Some long distance relationships are better left 200 miles away; others are worth talking about, especially when good pasta is involved!
Perfectly made fresh pasta is sublime, but sometimes it just isn’t practical, and for that reason, dried pasta is considered a pantry staple for most of us. A small pasta maker in Roscoe, Ill. has taken a glimpse into our pantries and wants to improve them with his new line of dried, artisan pasta.
(Full disclosure: It turns out I know his wife. The summer before I moved away to college, I met another gal named Marie. We spent a summer being invincible, and then I moved away. We grew apart. We grew up. Fifteen years later, writing about local and regional food, I stumbled across a new pasta business in Illinois, and discovered that my friend, Marie Valentino, was the wife of the man making that pasta.)
Jeff Valentino grew up with pasta as the centerpiece of every celebration, and made fresh pasta for his family as an adult. Pasta-making was a meaningful hobby, so when he got laid off from his corporate job, he looked to his hobby for a new career, and started Valentino Pasta with a basic mission: “Make true small batch artisan pasta in America, from American wheat.”
Valentino found a commercial kitchen incubator, Dream Kitchen, in Elgin, Ill. where he could make his pastas. He secured a few sources for American, organic, high protein semolina duram flour from locations in Montana, Utah, and the Rockies (Valentino says that most of the flour he uses is organic, but he doesn’t advertise it on the package, since some of his sources haven’t completed the organic certification process). He experimented with dozens of recipes and hundreds of batches as he worked to balance flavor, consistency, and aroma. Now, he’s cranking out batches of pastas like high protein semolina lumache and whole wheat fusilli. Along the way, he personalized the craft by incorporating his personal preferences, like pure bronze pasta dyes.
“Semolina is really hard, and it’s tough on dyes, so many people use Teflon-coated bronze dyes,” explained Valentino. “But when you extrude through pure bronze, you get a texture that can’t be matched. The product texture is better, and it holds the sauce better.”
Photos by Marie Flanagan
I whipped up a batch of Valentino’s duram creste de gallo pasta to see for myself, following the exact instructions on the package; the pasta was al dente, and the porous surface of the pasta held the sauce beautifully. I was pleased, and our dinner guests were impressed.
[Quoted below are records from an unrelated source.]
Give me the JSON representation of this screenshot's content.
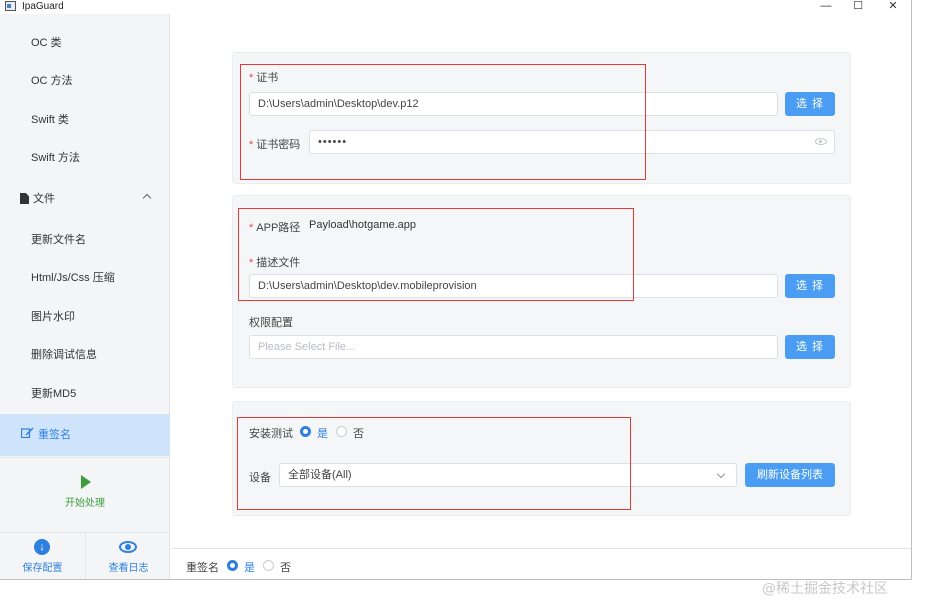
{
  "window": {
    "title": "IpaGuard",
    "minimize": "—",
    "maximize": "☐",
    "close": "✕"
  },
  "sidebar": {
    "items": [
      {
        "label": "OC 类"
      },
      {
        "label": "OC 方法"
      },
      {
        "label": "Swift 类"
      },
      {
        "label": "Swift 方法"
      }
    ],
    "file_section": {
      "label": "文件"
    },
    "file_items": [
      {
        "label": "更新文件名"
      },
      {
        "label": "Html/Js/Css 压缩"
      },
      {
        "label": "图片水印"
      },
      {
        "label": "删除调试信息"
      },
      {
        "label": "更新MD5"
      }
    ],
    "active_item": {
      "label": "重签名"
    },
    "start_label": "开始处理",
    "save_label": "保存配置",
    "log_label": "查看日志"
  },
  "cert_panel": {
    "cert_label": "证书",
    "cert_value": "D:\\Users\\admin\\Desktop\\dev.p12",
    "select_label": "选 择",
    "password_label": "证书密码",
    "password_value": "••••••"
  },
  "app_panel": {
    "app_path_label": "APP路径",
    "app_path_value": "Payload\\hotgame.app",
    "profile_label": "描述文件",
    "profile_value": "D:\\Users\\admin\\Desktop\\dev.mobileprovision",
    "select_label": "选 择",
    "permission_label": "权限配置",
    "permission_placeholder": "Please Select File...",
    "select_label_2": "选 择"
  },
  "install_panel": {
    "install_label": "安装测试",
    "yes": "是",
    "no": "否",
    "device_label": "设备",
    "device_value": "全部设备(All)",
    "refresh_label": "刷新设备列表"
  },
  "bottombar": {
    "resign_label": "重签名",
    "yes": "是",
    "no": "否"
  },
  "watermark": "@稀土掘金技术社区",
  "colors": {
    "accent": "#2f7fe0",
    "button": "#4a9df3",
    "highlight_box": "#e03a3a",
    "start_green": "#3d9e3d"
  }
}
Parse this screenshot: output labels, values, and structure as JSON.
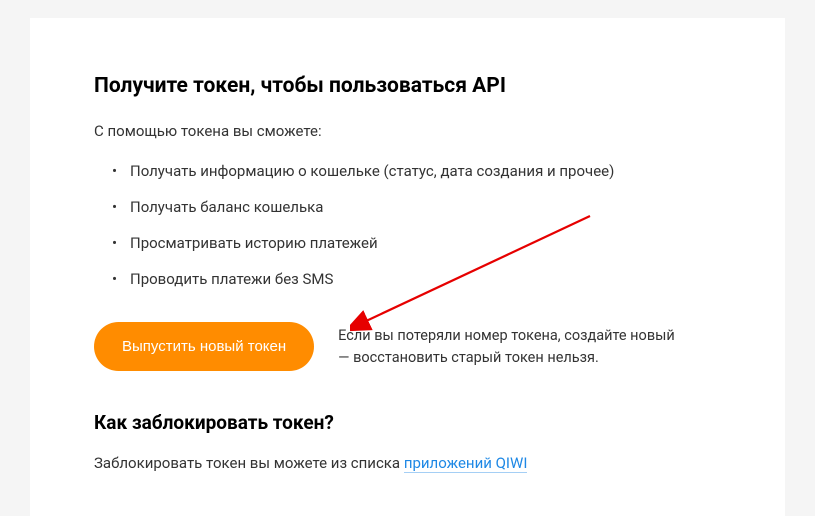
{
  "main": {
    "title": "Получите токен, чтобы пользоваться API",
    "intro": "С помощью токена вы сможете:",
    "bullets": [
      "Получать информацию о кошельке (статус, дата создания и прочее)",
      "Получать баланс кошелька",
      "Просматривать историю платежей",
      "Проводить платежи без SMS"
    ],
    "button_label": "Выпустить новый токен",
    "hint": "Если вы потеряли номер токена, создайте новый — восстановить старый токен нельзя."
  },
  "block_section": {
    "heading": "Как заблокировать токен?",
    "text_prefix": "Заблокировать токен вы можете из списка ",
    "link_text": "приложений QIWI"
  }
}
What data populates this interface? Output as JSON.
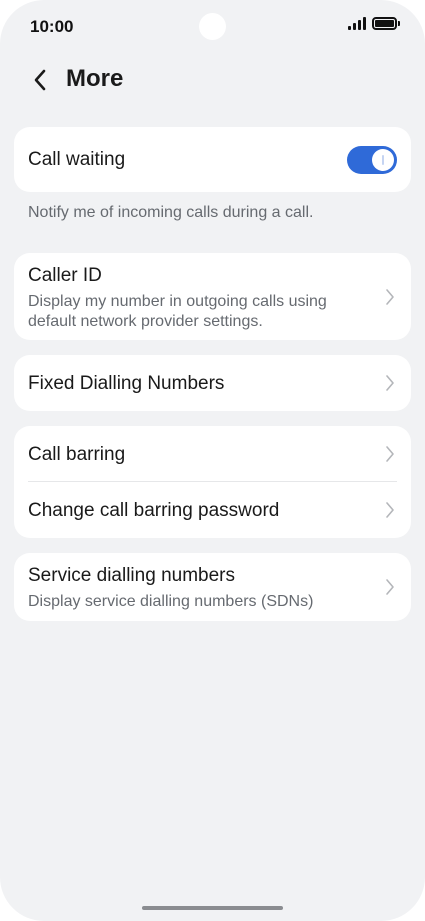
{
  "status_bar": {
    "time": "10:00"
  },
  "header": {
    "title": "More"
  },
  "call_waiting": {
    "title": "Call waiting",
    "enabled": true,
    "description": "Notify me of incoming calls during a call."
  },
  "caller_id": {
    "title": "Caller ID",
    "subtitle": "Display my number in outgoing calls using default network provider settings."
  },
  "fixed_dialling": {
    "title": "Fixed Dialling Numbers"
  },
  "call_barring": {
    "title": "Call barring",
    "change_password": "Change call barring password"
  },
  "service_dialling": {
    "title": "Service dialling numbers",
    "subtitle": "Display service dialling numbers (SDNs)"
  },
  "colors": {
    "accent": "#2f6ad8",
    "background": "#f1f2f4",
    "card": "#ffffff"
  }
}
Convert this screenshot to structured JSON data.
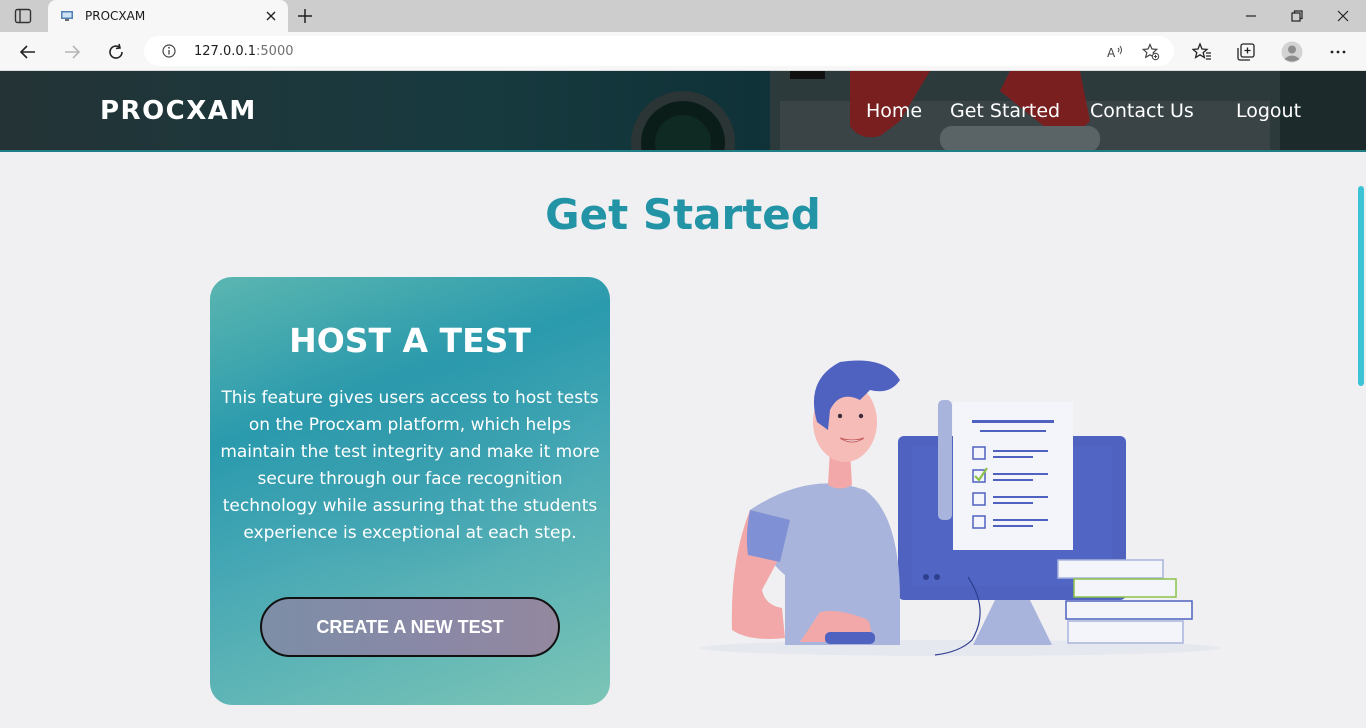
{
  "browser": {
    "tab_title": "PROCXAM",
    "address_host": "127.0.0.1",
    "address_port": ":5000"
  },
  "site": {
    "brand": "PROCXAM",
    "nav": [
      {
        "label": "Home"
      },
      {
        "label": "Get Started"
      },
      {
        "label": "Contact Us"
      },
      {
        "label": "Logout"
      }
    ]
  },
  "main": {
    "title": "Get Started",
    "card": {
      "title": "HOST A TEST",
      "description": "This feature gives users access to host tests on the Procxam platform, which helps maintain the test integrity and make it more secure through our face recognition technology while assuring that the students experience is exceptional at each step.",
      "button_label": "CREATE A NEW TEST"
    }
  },
  "colors": {
    "accent": "#2294a6",
    "header_bg": "#173a3f",
    "page_bg": "#f0f0f3"
  }
}
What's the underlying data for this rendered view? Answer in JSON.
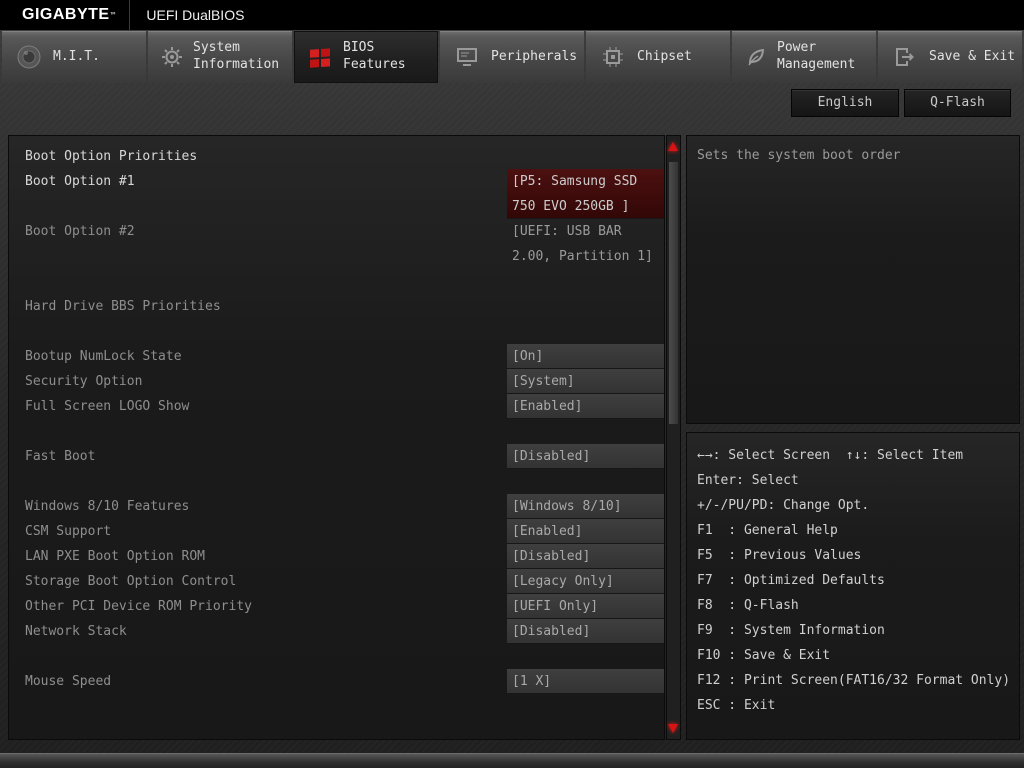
{
  "header": {
    "brand": "GIGABYTE",
    "trademark": "™",
    "title": "UEFI DualBIOS"
  },
  "tabs": [
    {
      "label": "M.I.T.",
      "active": false
    },
    {
      "label": "System Information",
      "active": false
    },
    {
      "label": "BIOS Features",
      "active": true
    },
    {
      "label": "Peripherals",
      "active": false
    },
    {
      "label": "Chipset",
      "active": false
    },
    {
      "label": "Power Management",
      "active": false
    },
    {
      "label": "Save & Exit",
      "active": false
    }
  ],
  "toolbar": {
    "language_button": "English",
    "qflash_button": "Q-Flash"
  },
  "settings": {
    "rows": [
      {
        "label": "Boot Option Priorities",
        "type": "section-header"
      },
      {
        "label": "Boot Option #1",
        "value": "[P5: Samsung SSD 750 EVO 250GB ]",
        "selected": true
      },
      {
        "label": "Boot Option #2",
        "value": "[UEFI: USB BAR 2.00, Partition 1]"
      },
      {
        "label": "Hard Drive BBS Priorities"
      },
      {
        "label": "Bootup NumLock State",
        "value": "[On]"
      },
      {
        "label": "Security Option",
        "value": "[System]"
      },
      {
        "label": "Full Screen LOGO Show",
        "value": "[Enabled]"
      },
      {
        "label": "Fast Boot",
        "value": "[Disabled]"
      },
      {
        "label": "Windows 8/10 Features",
        "value": "[Windows 8/10]"
      },
      {
        "label": "CSM Support",
        "value": "[Enabled]"
      },
      {
        "label": "LAN PXE Boot Option ROM",
        "value": "[Disabled]"
      },
      {
        "label": "Storage Boot Option Control",
        "value": "[Legacy Only]"
      },
      {
        "label": "Other PCI Device ROM Priority",
        "value": "[UEFI Only]"
      },
      {
        "label": "Network Stack",
        "value": "[Disabled]"
      },
      {
        "label": "Mouse Speed",
        "value": "[1 X]"
      }
    ]
  },
  "help": {
    "description": "Sets the system boot order",
    "keys": [
      "←→: Select Screen  ↑↓: Select Item",
      "Enter: Select",
      "+/-/PU/PD: Change Opt.",
      "F1  : General Help",
      "F5  : Previous Values",
      "F7  : Optimized Defaults",
      "F8  : Q-Flash",
      "F9  : System Information",
      "F10 : Save & Exit",
      "F12 : Print Screen(FAT16/32 Format Only)",
      "ESC : Exit"
    ]
  }
}
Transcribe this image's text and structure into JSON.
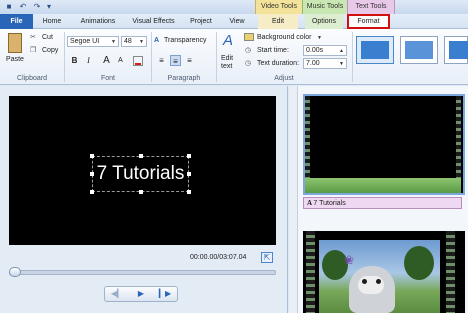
{
  "titlebar": {
    "quick_access": [
      "save-icon",
      "undo-icon",
      "redo-icon",
      "dropdown-icon"
    ],
    "contexts": {
      "video": "Video Tools",
      "music": "Music Tools",
      "text": "Text Tools"
    }
  },
  "tabs": {
    "file": "File",
    "home": "Home",
    "animations": "Animations",
    "visual_effects": "Visual Effects",
    "project": "Project",
    "view": "View",
    "edit": "Edit",
    "options": "Options",
    "format": "Format"
  },
  "ribbon": {
    "clipboard": {
      "paste": "Paste",
      "cut": "Cut",
      "copy": "Copy",
      "label": "Clipboard"
    },
    "font": {
      "family": "Segoe UI",
      "size": "48",
      "bold": "B",
      "italic": "I",
      "size_grow": "A",
      "size_shrink": "A",
      "label": "Font"
    },
    "paragraph": {
      "transparency": "Transparency",
      "label": "Paragraph"
    },
    "adjust": {
      "edit_text": "Edit",
      "edit_text_2": "text",
      "background_color": "Background color",
      "start_time_label": "Start time:",
      "start_time_value": "0.00s",
      "text_duration_label": "Text duration:",
      "text_duration_value": "7.00",
      "label": "Adjust"
    }
  },
  "preview": {
    "caption": "7 Tutorials",
    "timecode": "00:00.00/03:07.04"
  },
  "storyboard": {
    "caption_strip": "7 Tutorials"
  },
  "colors": {
    "accent": "#2a66b8",
    "highlight": "#d40f12",
    "text_tools": "#e8c9ea"
  }
}
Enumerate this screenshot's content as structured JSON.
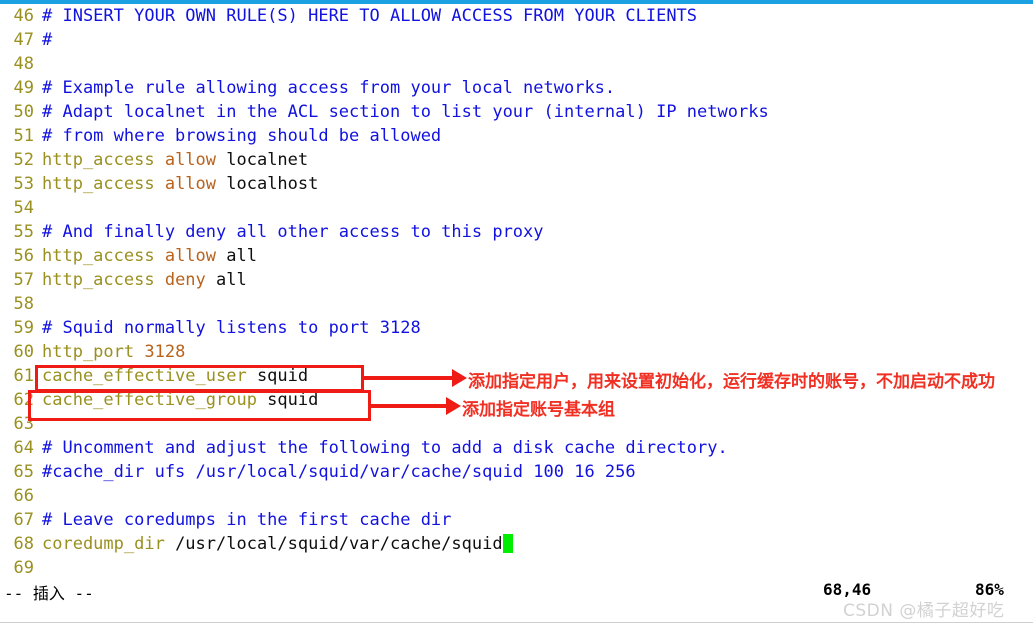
{
  "editor": {
    "app": "vim",
    "status": {
      "mode_label": "-- 插入 --",
      "position": "68,46",
      "percent": "86%"
    },
    "watermark": "CSDN @橘子超好吃",
    "lines": [
      {
        "num": "46",
        "tokens": [
          {
            "t": "# INSERT YOUR OWN RULE(S) HERE TO ALLOW ACCESS FROM YOUR CLIENTS",
            "c": "tok-comment"
          }
        ]
      },
      {
        "num": "47",
        "tokens": [
          {
            "t": "#",
            "c": "tok-comment"
          }
        ]
      },
      {
        "num": "48",
        "tokens": [
          {
            "t": "",
            "c": "tok-value"
          }
        ]
      },
      {
        "num": "49",
        "tokens": [
          {
            "t": "# Example rule allowing access from your local networks.",
            "c": "tok-comment"
          }
        ]
      },
      {
        "num": "50",
        "tokens": [
          {
            "t": "# Adapt localnet in the ACL section to list your (internal) IP networks",
            "c": "tok-comment"
          }
        ]
      },
      {
        "num": "51",
        "tokens": [
          {
            "t": "# from where browsing should be allowed",
            "c": "tok-comment"
          }
        ]
      },
      {
        "num": "52",
        "tokens": [
          {
            "t": "http_access ",
            "c": "tok-keyword"
          },
          {
            "t": "allow ",
            "c": "tok-action"
          },
          {
            "t": "localnet",
            "c": "tok-value"
          }
        ]
      },
      {
        "num": "53",
        "tokens": [
          {
            "t": "http_access ",
            "c": "tok-keyword"
          },
          {
            "t": "allow ",
            "c": "tok-action"
          },
          {
            "t": "localhost",
            "c": "tok-value"
          }
        ]
      },
      {
        "num": "54",
        "tokens": [
          {
            "t": "",
            "c": "tok-value"
          }
        ]
      },
      {
        "num": "55",
        "tokens": [
          {
            "t": "# And finally deny all other access to this proxy",
            "c": "tok-comment"
          }
        ]
      },
      {
        "num": "56",
        "tokens": [
          {
            "t": "http_access ",
            "c": "tok-keyword"
          },
          {
            "t": "allow ",
            "c": "tok-action"
          },
          {
            "t": "all",
            "c": "tok-value"
          }
        ]
      },
      {
        "num": "57",
        "tokens": [
          {
            "t": "http_access ",
            "c": "tok-keyword"
          },
          {
            "t": "deny ",
            "c": "tok-action"
          },
          {
            "t": "all",
            "c": "tok-value"
          }
        ]
      },
      {
        "num": "58",
        "tokens": [
          {
            "t": "",
            "c": "tok-value"
          }
        ]
      },
      {
        "num": "59",
        "tokens": [
          {
            "t": "# Squid normally listens to port 3128",
            "c": "tok-comment"
          }
        ]
      },
      {
        "num": "60",
        "tokens": [
          {
            "t": "http_port ",
            "c": "tok-keyword"
          },
          {
            "t": "3128",
            "c": "tok-number"
          }
        ]
      },
      {
        "num": "61",
        "tokens": [
          {
            "t": "cache_effective_user ",
            "c": "tok-keyword"
          },
          {
            "t": "squid",
            "c": "tok-value"
          }
        ]
      },
      {
        "num": "62",
        "tokens": [
          {
            "t": "cache_effective_group ",
            "c": "tok-keyword"
          },
          {
            "t": "squid",
            "c": "tok-value"
          }
        ]
      },
      {
        "num": "63",
        "tokens": [
          {
            "t": "",
            "c": "tok-value"
          }
        ]
      },
      {
        "num": "64",
        "tokens": [
          {
            "t": "# Uncomment and adjust the following to add a disk cache directory.",
            "c": "tok-comment"
          }
        ]
      },
      {
        "num": "65",
        "tokens": [
          {
            "t": "#cache_dir ufs /usr/local/squid/var/cache/squid 100 16 256",
            "c": "tok-comment"
          }
        ]
      },
      {
        "num": "66",
        "tokens": [
          {
            "t": "",
            "c": "tok-value"
          }
        ]
      },
      {
        "num": "67",
        "tokens": [
          {
            "t": "# Leave coredumps in the first cache dir",
            "c": "tok-comment"
          }
        ]
      },
      {
        "num": "68",
        "tokens": [
          {
            "t": "coredump_dir ",
            "c": "tok-keyword"
          },
          {
            "t": "/usr/local/squid/var/cache/squid",
            "c": "tok-path"
          }
        ],
        "cursor": true
      },
      {
        "num": "69",
        "tokens": [
          {
            "t": "",
            "c": "tok-value"
          }
        ]
      }
    ]
  },
  "annotations": {
    "color": "#ee1c14",
    "items": [
      {
        "text": "添加指定用户，用来设置初始化，运行缓存时的账号，不加启动不成功",
        "target_line": "61"
      },
      {
        "text": "添加指定账号基本组",
        "target_line": "62"
      }
    ]
  }
}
Throughout my conversation with Valentino, he talked about social commitment and responsibility. In addition to sourcing organic ingredients from other like-minded business owners, Valentino is donating one meal to a hungry child in America for every pound of pasta they sell. They’re working with Feeding America, food banks, and churches in Rockford.
“I knew I wanted to use awesome flour, organic products as much as possible, and work with other socially responsible businesses,” said Valentino. “Regarding the social mission, however big or small this company is or will be, in my own weird way, I hope to inspire a future entrepreneur about how a business should be run.”
Valentino pasta is for sale on their website for about $7 per pound, so you can serve it in Minnesota—or of course, pick some up at a few farmers’ markets if you’re ever in Chicagoland. One of the greatest rewards of Valentino’s new career takes place at those markets, he says.
“The best part is when somebody comes up to you, and they were skeptical when they bought it, and then they tell you how awesome it was. You can see the sincerity in their face, and they’re coming back week after week. We’ve raised expectations about pasta for some people, and experiencing that has been awesome.”